* TO DO
Copy each line in the data below that contains the word "Spenda".

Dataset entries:
************

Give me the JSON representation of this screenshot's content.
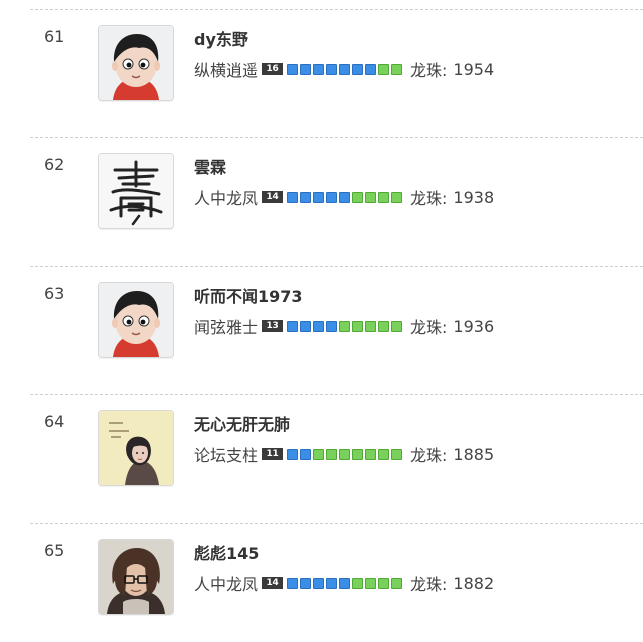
{
  "colors": {
    "level_bg": "#3a3a3a",
    "block_blue": "#3a8ee6",
    "block_green": "#79d05b",
    "divider": "#cfcfcf"
  },
  "entries": [
    {
      "rank": "61",
      "name": "dy东野",
      "title": "纵横逍遥",
      "level": "16",
      "blocks": [
        "blue",
        "blue",
        "blue",
        "blue",
        "blue",
        "blue",
        "blue",
        "green",
        "green"
      ],
      "pearls_label": "龙珠:",
      "pearls": "1954",
      "avatar": "cartoon-boy-avatar"
    },
    {
      "rank": "62",
      "name": "雲霖",
      "title": "人中龙凤",
      "level": "14",
      "blocks": [
        "blue",
        "blue",
        "blue",
        "blue",
        "blue",
        "green",
        "green",
        "green",
        "green"
      ],
      "pearls_label": "龙珠:",
      "pearls": "1938",
      "avatar": "calligraphy-avatar"
    },
    {
      "rank": "63",
      "name": "听而不闻1973",
      "title": "闻弦雅士",
      "level": "13",
      "blocks": [
        "blue",
        "blue",
        "blue",
        "blue",
        "green",
        "green",
        "green",
        "green",
        "green"
      ],
      "pearls_label": "龙珠:",
      "pearls": "1936",
      "avatar": "cartoon-boy-avatar"
    },
    {
      "rank": "64",
      "name": "无心无肝无肺",
      "title": "论坛支柱",
      "level": "11",
      "blocks": [
        "blue",
        "blue",
        "green",
        "green",
        "green",
        "green",
        "green",
        "green",
        "green"
      ],
      "pearls_label": "龙珠:",
      "pearls": "1885",
      "avatar": "woman-photo-avatar"
    },
    {
      "rank": "65",
      "name": "彪彪145",
      "title": "人中龙凤",
      "level": "14",
      "blocks": [
        "blue",
        "blue",
        "blue",
        "blue",
        "blue",
        "green",
        "green",
        "green",
        "green"
      ],
      "pearls_label": "龙珠:",
      "pearls": "1882",
      "avatar": "man-glasses-avatar"
    }
  ]
}
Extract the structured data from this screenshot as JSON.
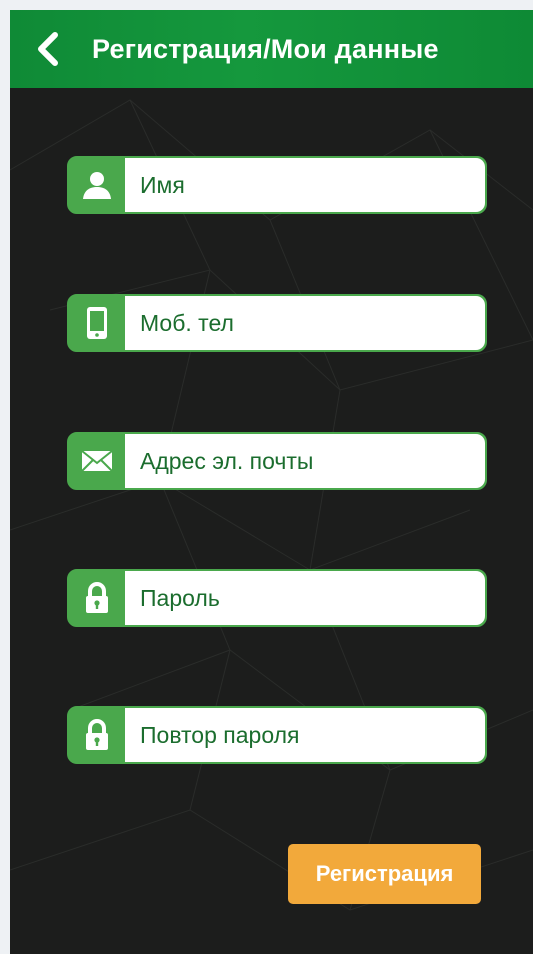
{
  "header": {
    "title": "Регистрация/Мои данные",
    "back_icon": "chevron-left-icon"
  },
  "form": {
    "fields": [
      {
        "placeholder": "Имя",
        "icon": "user-icon"
      },
      {
        "placeholder": "Моб. тел",
        "icon": "mobile-phone-icon"
      },
      {
        "placeholder": "Адрес эл. почты",
        "icon": "envelope-icon"
      },
      {
        "placeholder": "Пароль",
        "icon": "lock-icon"
      },
      {
        "placeholder": "Повтор пароля",
        "icon": "lock-icon"
      }
    ],
    "submit_label": "Регистрация"
  },
  "colors": {
    "header_green": "#15983d",
    "field_green": "#4aa84c",
    "text_green": "#1b6d2e",
    "background": "#1c1d1c",
    "button_orange": "#f2a93b"
  }
}
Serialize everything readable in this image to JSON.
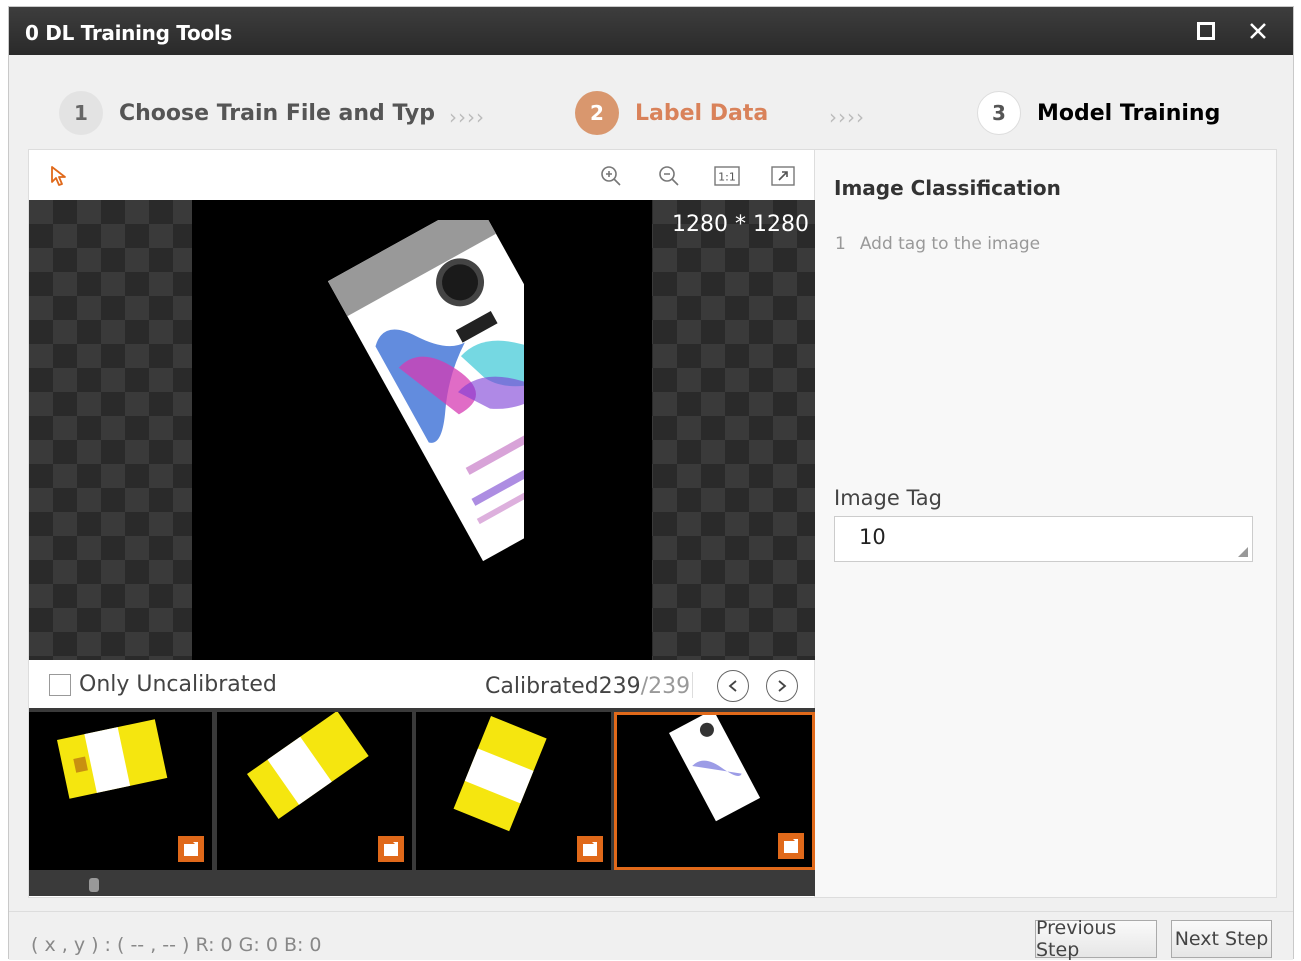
{
  "window": {
    "title": "0 DL Training Tools"
  },
  "steps": [
    {
      "num": "1",
      "label": "Choose Train File and Typ"
    },
    {
      "num": "2",
      "label": "Label Data"
    },
    {
      "num": "3",
      "label": "Model Training"
    }
  ],
  "step_separator": "››››",
  "viewer": {
    "resolution": "1280 * 1280"
  },
  "nav": {
    "only_uncalibrated_label": "Only Uncalibrated",
    "calibrated_prefix": "Calibrated239",
    "calibrated_total": "/239"
  },
  "panel": {
    "title": "Image Classification",
    "step_num": "1",
    "step_text": "Add tag to the image",
    "tag_label": "Image Tag",
    "tag_value": "10"
  },
  "status": {
    "coords": "( x , y ) : ( -- , -- ) R: 0 G: 0 B: 0"
  },
  "buttons": {
    "previous": "Previous Step",
    "next": "Next Step"
  },
  "colors": {
    "accent": "#e0691a",
    "active_step": "#d9825a"
  }
}
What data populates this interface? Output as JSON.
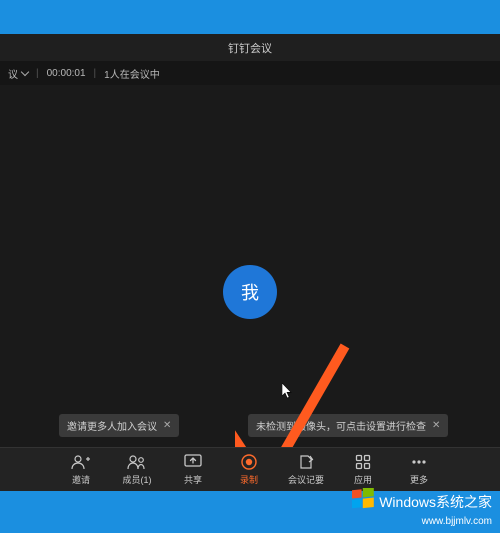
{
  "app": {
    "title": "钉钉会议"
  },
  "status": {
    "meeting_label": "议",
    "timer": "00:00:01",
    "participants": "1人在会议中"
  },
  "video": {
    "avatar_text": "我"
  },
  "tooltips": {
    "invite": "邀请更多人加入会议",
    "camera_check": "未检测到摄像头，可点击设置进行检查",
    "close": "✕"
  },
  "toolbar": {
    "invite": "邀请",
    "members": "成员(1)",
    "share": "共享",
    "record": "录制",
    "minutes": "会议记要",
    "apps": "应用",
    "more": "更多"
  },
  "watermark": {
    "text": "Windows系统之家",
    "url": "www.bjjmlv.com"
  }
}
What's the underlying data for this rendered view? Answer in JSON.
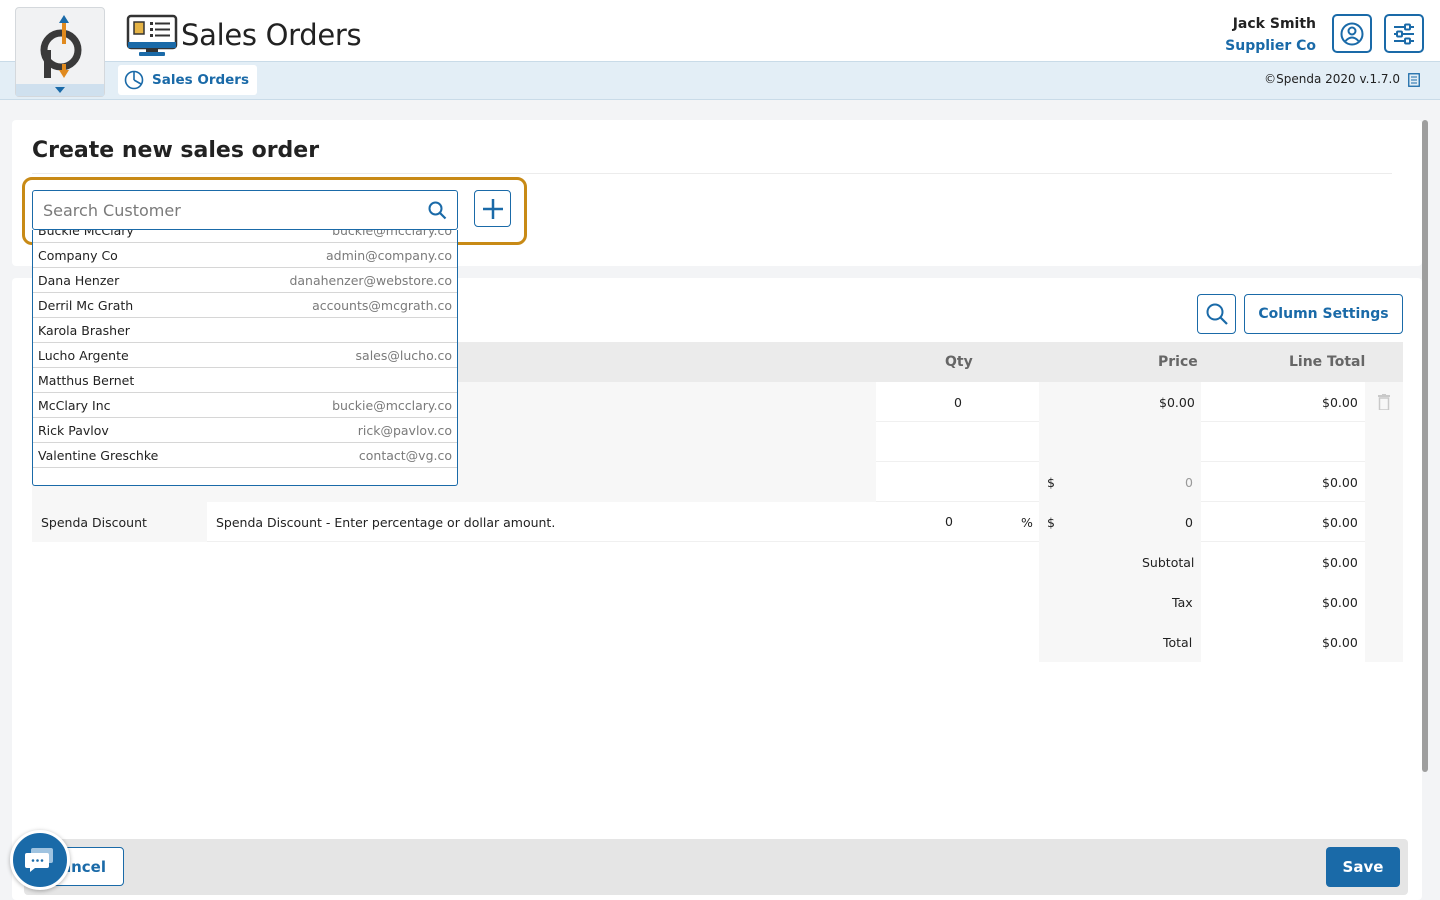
{
  "header": {
    "app_title": "Sales Orders",
    "user_name": "Jack Smith",
    "user_company": "Supplier Co",
    "profile_icon": "user-circle-icon",
    "settings_icon": "sliders-icon"
  },
  "nav": {
    "tab_label": "Sales Orders",
    "tab_icon": "pie-chart-icon",
    "version": "©Spenda 2020 v.1.7.0",
    "version_icon": "document-icon"
  },
  "form": {
    "title": "Create new sales order",
    "search_placeholder": "Search Customer"
  },
  "customers": [
    {
      "name": "Buckie McClary",
      "email": "buckie@mcclary.co"
    },
    {
      "name": "Company Co",
      "email": "admin@company.co"
    },
    {
      "name": "Dana Henzer",
      "email": "danahenzer@webstore.co"
    },
    {
      "name": "Derril Mc Grath",
      "email": "accounts@mcgrath.co"
    },
    {
      "name": "Karola Brasher",
      "email": ""
    },
    {
      "name": "Lucho Argente",
      "email": "sales@lucho.co"
    },
    {
      "name": "Matthus Bernet",
      "email": ""
    },
    {
      "name": "McClary Inc",
      "email": "buckie@mcclary.co"
    },
    {
      "name": "Rick Pavlov",
      "email": "rick@pavlov.co"
    },
    {
      "name": "Valentine Greschke",
      "email": "contact@vg.co"
    }
  ],
  "toolbar": {
    "column_settings_label": "Column Settings"
  },
  "table": {
    "headers": {
      "qty": "Qty",
      "price": "Price",
      "line_total": "Line Total"
    },
    "line_item": {
      "qty": "0",
      "price": "$0.00",
      "line_total": "$0.00"
    },
    "shipping": {
      "currency": "$",
      "price": "0",
      "line_total": "$0.00"
    },
    "discount": {
      "code": "Spenda Discount",
      "description": "Spenda Discount - Enter percentage or dollar amount.",
      "percent": "0",
      "percent_sign": "%",
      "currency": "$",
      "amount": "0",
      "line_total": "$0.00"
    },
    "subtotal_label": "Subtotal",
    "subtotal": "$0.00",
    "tax_label": "Tax",
    "tax": "$0.00",
    "total_label": "Total",
    "total": "$0.00"
  },
  "footer": {
    "cancel_label": "Cancel",
    "save_label": "Save"
  },
  "colors": {
    "accent": "#1a6aa8",
    "highlight": "#c88a16"
  }
}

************

* RESULT FOR THIS EXERCISE
    "version": "©Spenda 2020 v.1.7.0",
      "code": "Spenda Discount",
      "description": "Spenda Discount - Enter percentage or dollar amount.",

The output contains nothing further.